### Work to complete
Please print out the entries below unchanged and skip the images.

————

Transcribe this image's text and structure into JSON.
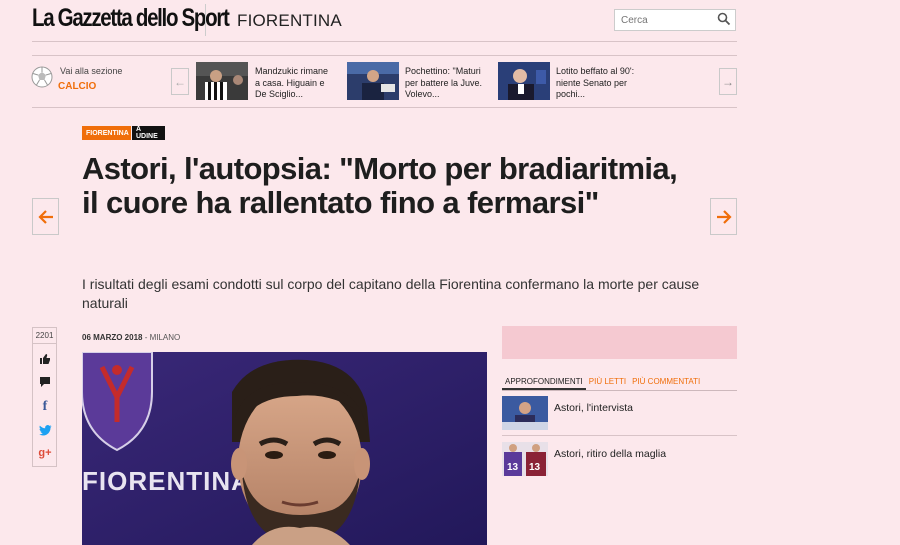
{
  "header": {
    "logo": "La Gazzetta dello Sport",
    "section": "FIORENTINA",
    "search_placeholder": "Cerca"
  },
  "strip": {
    "section_prompt": "Vai alla sezione",
    "section_link": "CALCIO",
    "teasers": [
      {
        "text": "Mandzukic rimane a casa. Higuain e De Sciglio..."
      },
      {
        "text": "Pochettino: \"Maturi per battere la Juve. Volevo..."
      },
      {
        "text": "Lotito beffato al 90': niente Senato per pochi..."
      }
    ]
  },
  "article": {
    "tags": [
      "FIORENTINA",
      "A UDINE"
    ],
    "title": "Astori, l'autopsia: \"Morto per bradiaritmia, il cuore ha rallentato fino a fermarsi\"",
    "subtitle": "I risultati degli esami condotti sul corpo del capitano della Fiorentina confermano la morte per cause naturali",
    "date": "06 MARZO 2018",
    "location": "MILANO",
    "photo_caption_text": "FIORENTINA"
  },
  "share": {
    "count": "2201",
    "icons": [
      "thumbs-up-icon",
      "comment-icon",
      "facebook-icon",
      "twitter-icon",
      "googleplus-icon"
    ]
  },
  "sidebar": {
    "tabs": [
      "APPROFONDIMENTI",
      "PIÙ LETTI",
      "PIÙ COMMENTATI"
    ],
    "items": [
      {
        "title": "Astori, l'intervista"
      },
      {
        "title": "Astori, ritiro della maglia"
      }
    ]
  },
  "colors": {
    "background": "#fce8ec",
    "accent": "#f06e0a",
    "fiorentina_purple": "#4b2a82"
  }
}
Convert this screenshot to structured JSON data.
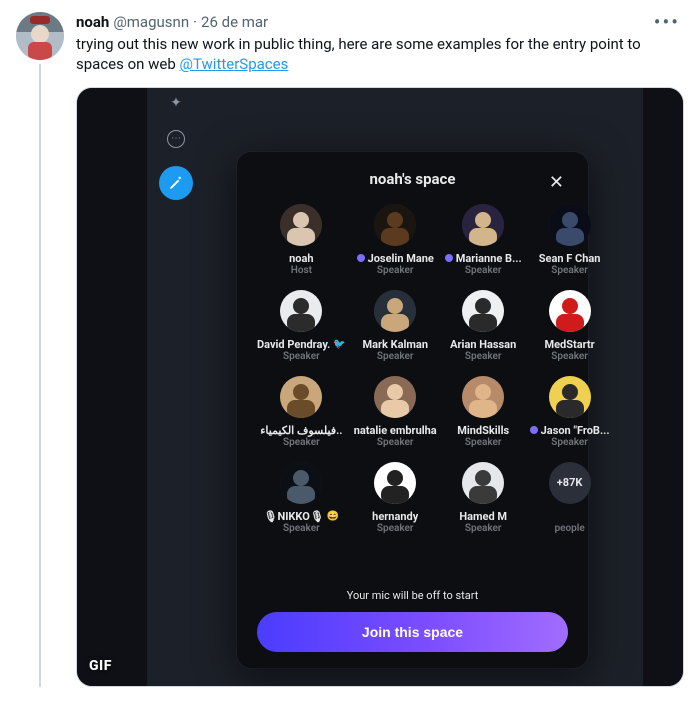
{
  "tweet": {
    "display_name": "noah",
    "handle": "@magusnn",
    "separator": "·",
    "date": "26 de mar",
    "text_prefix": "trying out this new work in public thing, here are some examples for the entry point to spaces on web ",
    "mention": "@TwitterSpaces",
    "gif_badge": "GIF"
  },
  "space": {
    "title": "noah's space",
    "close_label": "✕",
    "mic_note": "Your mic will be off to start",
    "join_label": "Join this space",
    "overflow": {
      "count_label": "+87K",
      "role": "people"
    },
    "participants": [
      {
        "name": "noah",
        "role": "Host",
        "dot": null,
        "avatar": {
          "bg": "#3b2f2a",
          "fg": "#d9c5b0"
        }
      },
      {
        "name": "Joselin Mane",
        "role": "Speaker",
        "dot": "#7c6cff",
        "avatar": {
          "bg": "#1a1510",
          "fg": "#5b3a1f"
        }
      },
      {
        "name": "Marianne B...",
        "role": "Speaker",
        "dot": "#7c6cff",
        "avatar": {
          "bg": "#2a2340",
          "fg": "#d3b58b"
        }
      },
      {
        "name": "Sean F Chan",
        "role": "Speaker",
        "dot": null,
        "avatar": {
          "bg": "#0a0d18",
          "fg": "#3a4a6a"
        }
      },
      {
        "name": "David Pendray.",
        "role": "Speaker",
        "dot": null,
        "emoji": "🐦",
        "avatar": {
          "bg": "#e9ebee",
          "fg": "#2b2b2b"
        }
      },
      {
        "name": "Mark Kalman",
        "role": "Speaker",
        "dot": null,
        "avatar": {
          "bg": "#27303a",
          "fg": "#caa77a"
        }
      },
      {
        "name": "Arian Hassan",
        "role": "Speaker",
        "dot": null,
        "avatar": {
          "bg": "#eef0f2",
          "fg": "#2a2a2a"
        }
      },
      {
        "name": "MedStartr",
        "role": "Speaker",
        "dot": null,
        "avatar": {
          "bg": "#ffffff",
          "fg": "#cf1b1b"
        }
      },
      {
        "name": "فيلسوف الكيمياء..",
        "role": "Speaker",
        "dot": null,
        "avatar": {
          "bg": "#caa77a",
          "fg": "#6a4b2a"
        }
      },
      {
        "name": "natalie embrulha",
        "role": "Speaker",
        "dot": null,
        "avatar": {
          "bg": "#8a6a55",
          "fg": "#e8c9a8"
        }
      },
      {
        "name": "MindSkills",
        "role": "Speaker",
        "dot": null,
        "avatar": {
          "bg": "#b78a6a",
          "fg": "#e0b58a"
        }
      },
      {
        "name": "Jason \"FroB...",
        "role": "Speaker",
        "dot": "#7c6cff",
        "avatar": {
          "bg": "#f0d050",
          "fg": "#2a2a2a"
        }
      },
      {
        "name": "🎙NIKKO🎙",
        "role": "Speaker",
        "dot": null,
        "emoji": "😄",
        "avatar": {
          "bg": "#0c0f14",
          "fg": "#4a5a6a"
        }
      },
      {
        "name": "hernandy",
        "role": "Speaker",
        "dot": null,
        "avatar": {
          "bg": "#ffffff",
          "fg": "#222"
        }
      },
      {
        "name": "Hamed M",
        "role": "Speaker",
        "dot": null,
        "avatar": {
          "bg": "#e5e7ea",
          "fg": "#3a3a3a"
        }
      }
    ]
  }
}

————

### Exercise solution
Transcribe this image's text and structure into JSON.
{
  "header": {
    "logo": "La Gazzetta dello Sport",
    "section": "FIORENTINA",
    "search_placeholder": "Cerca"
  },
  "strip": {
    "section_prompt": "Vai alla sezione",
    "section_link": "CALCIO",
    "teasers": [
      {
        "text": "Mandzukic rimane a casa. Higuain e De Sciglio..."
      },
      {
        "text": "Pochettino: \"Maturi per battere la Juve. Volevo..."
      },
      {
        "text": "Lotito beffato al 90': niente Senato per pochi..."
      }
    ]
  },
  "article": {
    "tags": [
      "FIORENTINA",
      "A UDINE"
    ],
    "title": "Astori, l'autopsia: \"Morto per bradiaritmia, il cuore ha rallentato fino a fermarsi\"",
    "subtitle": "I risultati degli esami condotti sul corpo del capitano della Fiorentina confermano la morte per cause naturali",
    "date": "06 MARZO 2018",
    "location": "MILANO",
    "photo_caption_text": "FIORENTINA"
  },
  "share": {
    "count": "2201",
    "icons": [
      "thumbs-up-icon",
      "comment-icon",
      "facebook-icon",
      "twitter-icon",
      "googleplus-icon"
    ]
  },
  "sidebar": {
    "tabs": [
      "APPROFONDIMENTI",
      "PIÙ LETTI",
      "PIÙ COMMENTATI"
    ],
    "items": [
      {
        "title": "Astori, l'intervista"
      },
      {
        "title": "Astori, ritiro della maglia"
      }
    ]
  },
  "colors": {
    "background": "#fce8ec",
    "accent": "#f06e0a",
    "fiorentina_purple": "#4b2a82"
  }
}
Convert this screenshot to structured JSON data.
{
  "tweet": {
    "display_name": "noah",
    "handle": "@magusnn",
    "separator": "·",
    "date": "26 de mar",
    "text_prefix": "trying out this new work in public thing, here are some examples for the entry point to spaces on web ",
    "mention": "@TwitterSpaces",
    "gif_badge": "GIF"
  },
  "space": {
    "title": "noah's space",
    "close_label": "✕",
    "mic_note": "Your mic will be off to start",
    "join_label": "Join this space",
    "overflow": {
      "count_label": "+87K",
      "role": "people"
    },
    "participants": [
      {
        "name": "noah",
        "role": "Host",
        "dot": null,
        "avatar": {
          "bg": "#3b2f2a",
          "fg": "#d9c5b0"
        }
      },
      {
        "name": "Joselin Mane",
        "role": "Speaker",
        "dot": "#7c6cff",
        "avatar": {
          "bg": "#1a1510",
          "fg": "#5b3a1f"
        }
      },
      {
        "name": "Marianne B...",
        "role": "Speaker",
        "dot": "#7c6cff",
        "avatar": {
          "bg": "#2a2340",
          "fg": "#d3b58b"
        }
      },
      {
        "name": "Sean F Chan",
        "role": "Speaker",
        "dot": null,
        "avatar": {
          "bg": "#0a0d18",
          "fg": "#3a4a6a"
        }
      },
      {
        "name": "David Pendray.",
        "role": "Speaker",
        "dot": null,
        "emoji": "🐦",
        "avatar": {
          "bg": "#e9ebee",
          "fg": "#2b2b2b"
        }
      },
      {
        "name": "Mark Kalman",
        "role": "Speaker",
        "dot": null,
        "avatar": {
          "bg": "#27303a",
          "fg": "#caa77a"
        }
      },
      {
        "name": "Arian Hassan",
        "role": "Speaker",
        "dot": null,
        "avatar": {
          "bg": "#eef0f2",
          "fg": "#2a2a2a"
        }
      },
      {
        "name": "MedStartr",
        "role": "Speaker",
        "dot": null,
        "avatar": {
          "bg": "#ffffff",
          "fg": "#cf1b1b"
        }
      },
      {
        "name": "فيلسوف الكيمياء..",
        "role": "Speaker",
        "dot": null,
        "avatar": {
          "bg": "#caa77a",
          "fg": "#6a4b2a"
        }
      },
      {
        "name": "natalie embrulha",
        "role": "Speaker",
        "dot": null,
        "avatar": {
          "bg": "#8a6a55",
          "fg": "#e8c9a8"
        }
      },
      {
        "name": "MindSkills",
        "role": "Speaker",
        "dot": null,
        "avatar": {
          "bg": "#b78a6a",
          "fg": "#e0b58a"
        }
      },
      {
        "name": "Jason \"FroB...",
        "role": "Speaker",
        "dot": "#7c6cff",
        "avatar": {
          "bg": "#f0d050",
          "fg": "#2a2a2a"
        }
      },
      {
        "name": "🎙NIKKO🎙",
        "role": "Speaker",
        "dot": null,
        "emoji": "😄",
        "avatar": {
          "bg": "#0c0f14",
          "fg": "#4a5a6a"
        }
      },
      {
        "name": "hernandy",
        "role": "Speaker",
        "dot": null,
        "avatar": {
          "bg": "#ffffff",
          "fg": "#222"
        }
      },
      {
        "name": "Hamed M",
        "role": "Speaker",
        "dot": null,
        "avatar": {
          "bg": "#e5e7ea",
          "fg": "#3a3a3a"
        }
      }
    ]
  }
}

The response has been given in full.